Overall, for the 2021-22 school year, there were roughly 94,083 teacher positions reported in North Carolina districts.
Teacher vacancies are most pronounced in core subjects like Math, English language arts, science, and social studies.
For the 2021-22 school year, the number of teachers leaving the state’s public schools was 7,298, down from 7,736 the year before.
While teacher attrition is going down, it is still higher than it was before COVID-19 hit, but not by much. Tomberlin said it had basically fallen to around where it was before the pandemic after an uptick during the worst of COVID-19.
“Attrition in the state of North Carolina is one of the most stable metrics that we have,” Tomberlin said. “It is annually right around the same number every year.”
According to the presentation, beginning teachers are far more likely to leave the state’s public schools than experienced teachers.
“My fear is that we are not taking good enough care of our beginning teachers to ensure that they will persist in the profession,” Tomberlin said.
State Superintendent Catherine Truitt said that attrition among beginning teachers has been in the double digits for years. She said that beginning teachers need more support, and she pointed to the work that DPI and the State Board is doing to enact a licensure reform pilot: Pathways to Excellence for Teaching Professionals.
“I would be remiss if I didn’t remind Board members that our Pathways work, part of its goal is to provide the support that beginning teachers need,” she said.
The majority of teachers leaving the profession in North Carolina listed personal reasons as the rationale for the move. The number of teachers leaving for personal reasons is down from the previous year, as is the number leaving at the initiation of their school district or for reasons beyond the control of the school district.
However, the number of teachers who listed “other reasons” is up.

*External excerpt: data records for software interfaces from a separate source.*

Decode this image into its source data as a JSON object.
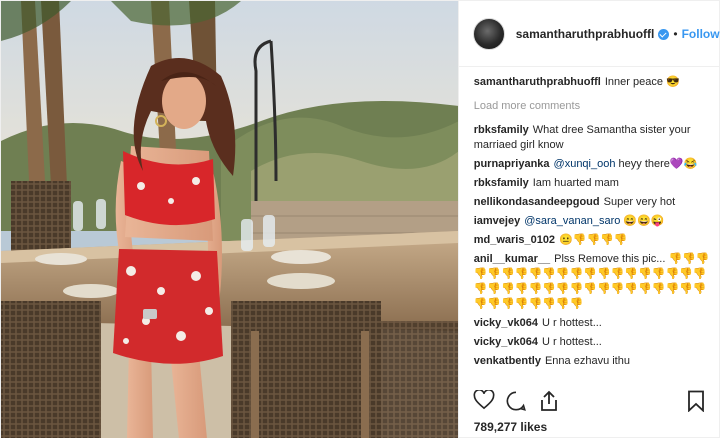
{
  "post": {
    "username": "samantharuthprabhuoffl",
    "follow_label": "Follow",
    "dot": "•",
    "caption": {
      "user": "samantharuthprabhuoffl",
      "text": "Inner peace 😎"
    },
    "load_more": "Load more comments",
    "comments": [
      {
        "user": "rbksfamily",
        "text": "What dree Samantha sister your marriaed girl know"
      },
      {
        "user": "purnapriyanka",
        "mention": "@xunqi_ooh",
        "text": " heyy there💜😂"
      },
      {
        "user": "rbksfamily",
        "text": "Iam huarted mam"
      },
      {
        "user": "nellikondasandeepgoud",
        "text": "Super very hot"
      },
      {
        "user": "iamvejey",
        "mention": "@sara_vanan_saro",
        "text": " 😄😄😜"
      },
      {
        "user": "md_waris_0102",
        "text": "😐👎👎👎👎"
      },
      {
        "user": "anil__kumar__",
        "text": "Plss Remove this pic... 👎👎👎👎👎👎👎👎👎👎👎👎👎👎👎👎👎👎👎👎👎👎👎👎👎👎👎👎👎👎👎👎👎👎👎👎👎👎👎👎👎👎👎👎👎"
      },
      {
        "user": "vicky_vk064",
        "text": "U r hottest..."
      },
      {
        "user": "vicky_vk064",
        "text": "U r hottest..."
      },
      {
        "user": "venkatbently",
        "text": "Enna ezhavu ithu"
      }
    ],
    "likes": "789,277 likes"
  },
  "icons": {
    "like": "heart-icon",
    "comment": "comment-icon",
    "share": "share-icon",
    "save": "bookmark-icon"
  },
  "colors": {
    "link": "#3897f0",
    "mention": "#003569",
    "muted": "#999999",
    "text": "#262626"
  }
}
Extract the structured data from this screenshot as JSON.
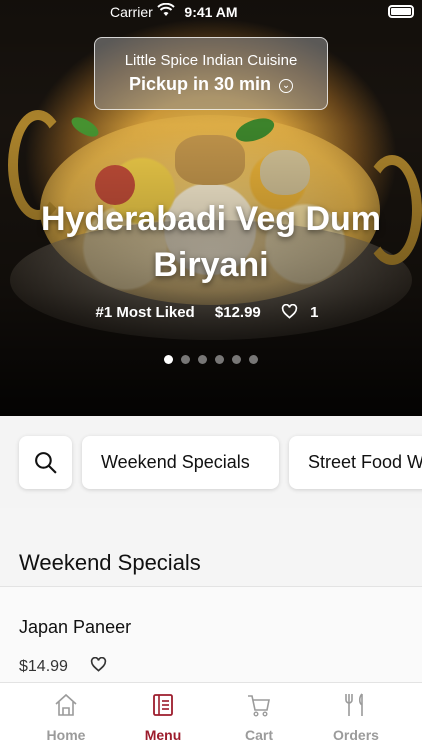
{
  "status_bar": {
    "carrier": "Carrier",
    "time": "9:41 AM"
  },
  "hero": {
    "restaurant_name": "Little Spice Indian Cuisine",
    "pickup_label": "Pickup in 30 min",
    "dish_title": "Hyderabadi Veg Dum Biryani",
    "rank_badge": "#1 Most Liked",
    "price": "$12.99",
    "likes": "1",
    "carousel": {
      "count": 6,
      "active_index": 0
    }
  },
  "categories": {
    "items": [
      "Weekend Specials",
      "Street Food W"
    ]
  },
  "section": {
    "title": "Weekend Specials",
    "items": [
      {
        "name": "Japan Paneer",
        "price": "$14.99"
      }
    ]
  },
  "tabbar": {
    "tabs": [
      {
        "label": "Home",
        "icon": "home-icon"
      },
      {
        "label": "Menu",
        "icon": "menu-icon",
        "active": true
      },
      {
        "label": "Cart",
        "icon": "cart-icon"
      },
      {
        "label": "Orders",
        "icon": "orders-icon"
      }
    ]
  },
  "colors": {
    "accent": "#9c1c2c",
    "inactive": "#9b9b9b"
  }
}
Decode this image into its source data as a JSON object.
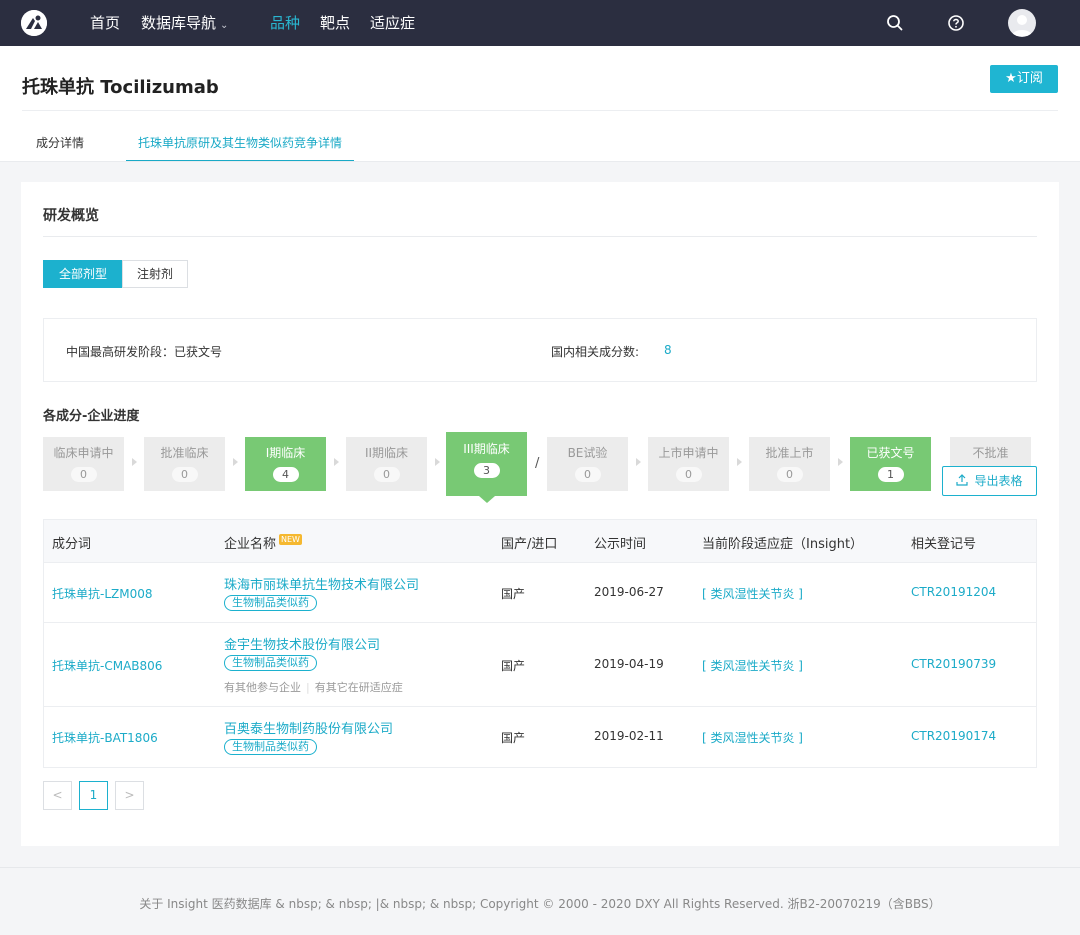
{
  "nav": {
    "items": [
      {
        "label": "首页"
      },
      {
        "label": "数据库导航"
      },
      {
        "label": "品种"
      },
      {
        "label": "靶点"
      },
      {
        "label": "适应症"
      }
    ],
    "dropdown_icon": "chevron-down-icon",
    "active_item": "品种",
    "icons": [
      "search-icon",
      "help-icon",
      "avatar"
    ],
    "bg_color": "#2b2e40",
    "active_color": "#29b6d1"
  },
  "header": {
    "title": "托珠单抗 Tocilizumab",
    "subscribe_label": "★订阅"
  },
  "tabs": [
    {
      "label": "成分详情"
    },
    {
      "label": "托珠单抗原研及其生物类似药竞争详情"
    }
  ],
  "overview": {
    "title": "研发概览",
    "filters": [
      {
        "label": "全部剂型"
      },
      {
        "label": "注射剂"
      }
    ],
    "info": {
      "stage_label": "中国最高研发阶段：",
      "stage_value": "已获文号",
      "count_label": "国内相关成分数:",
      "count_value": "8"
    }
  },
  "progress": {
    "title": "各成分-企业进度",
    "stages": [
      {
        "label": "临床申请中",
        "count": "0"
      },
      {
        "label": "批准临床",
        "count": "0"
      },
      {
        "label": "I期临床",
        "count": "4"
      },
      {
        "label": "II期临床",
        "count": "0"
      },
      {
        "label": "III期临床",
        "count": "3"
      },
      {
        "label": "BE试验",
        "count": "0"
      },
      {
        "label": "上市申请中",
        "count": "0"
      },
      {
        "label": "批准上市",
        "count": "0"
      },
      {
        "label": "已获文号",
        "count": "1"
      },
      {
        "label": "不批准",
        "count": ""
      }
    ],
    "separator": "/",
    "export_label": "导出表格",
    "active_color": "#78c974"
  },
  "table": {
    "columns": [
      "成分词",
      "企业名称",
      "国产/进口",
      "公示时间",
      "当前阶段适应症（Insight）",
      "相关登记号"
    ],
    "new_badge": "NEW",
    "rows": [
      {
        "ingredient": "托珠单抗-LZM008",
        "company": "珠海市丽珠单抗生物技术有限公司",
        "tag": "生物制品类似药",
        "origin": "国产",
        "date": "2019-06-27",
        "indication": "[ 类风湿性关节炎 ]",
        "reg_no": "CTR20191204"
      },
      {
        "ingredient": "托珠单抗-CMAB806",
        "company": "金宇生物技术股份有限公司",
        "tag": "生物制品类似药",
        "extra_1": "有其他参与企业",
        "extra_2": "有其它在研适应症",
        "origin": "国产",
        "date": "2019-04-19",
        "indication": "[ 类风湿性关节炎 ]",
        "reg_no": "CTR20190739"
      },
      {
        "ingredient": "托珠单抗-BAT1806",
        "company": "百奥泰生物制药股份有限公司",
        "tag": "生物制品类似药",
        "origin": "国产",
        "date": "2019-02-11",
        "indication": "[ 类风湿性关节炎 ]",
        "reg_no": "CTR20190174"
      }
    ]
  },
  "pagination": {
    "prev": "<",
    "current": "1",
    "next": ">"
  },
  "footer": {
    "text": "关于 Insight 医药数据库 & nbsp; & nbsp; |& nbsp; & nbsp; Copyright © 2000 - 2020 DXY All Rights Reserved. 浙B2-20070219（含BBS）"
  }
}
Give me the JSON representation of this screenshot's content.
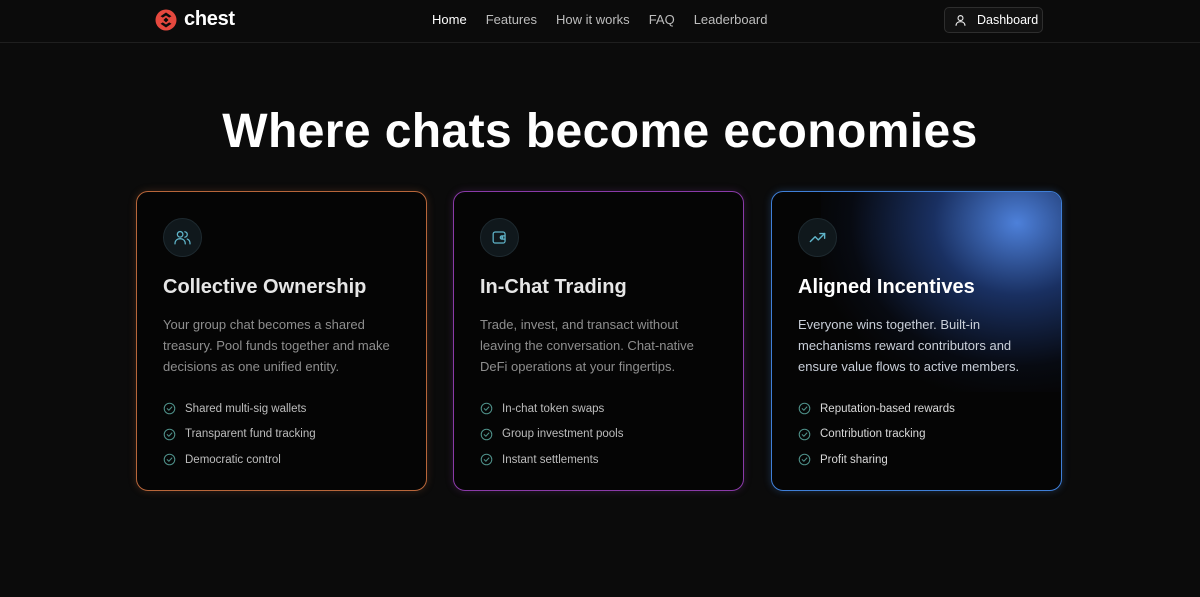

The Sandhills region of the state saw the largest attrition rate in the state, with the North Central Region having the second highest rate.
“There is wide variation across the state in how (attrition) is impacting individual districts,” Tomberlin said.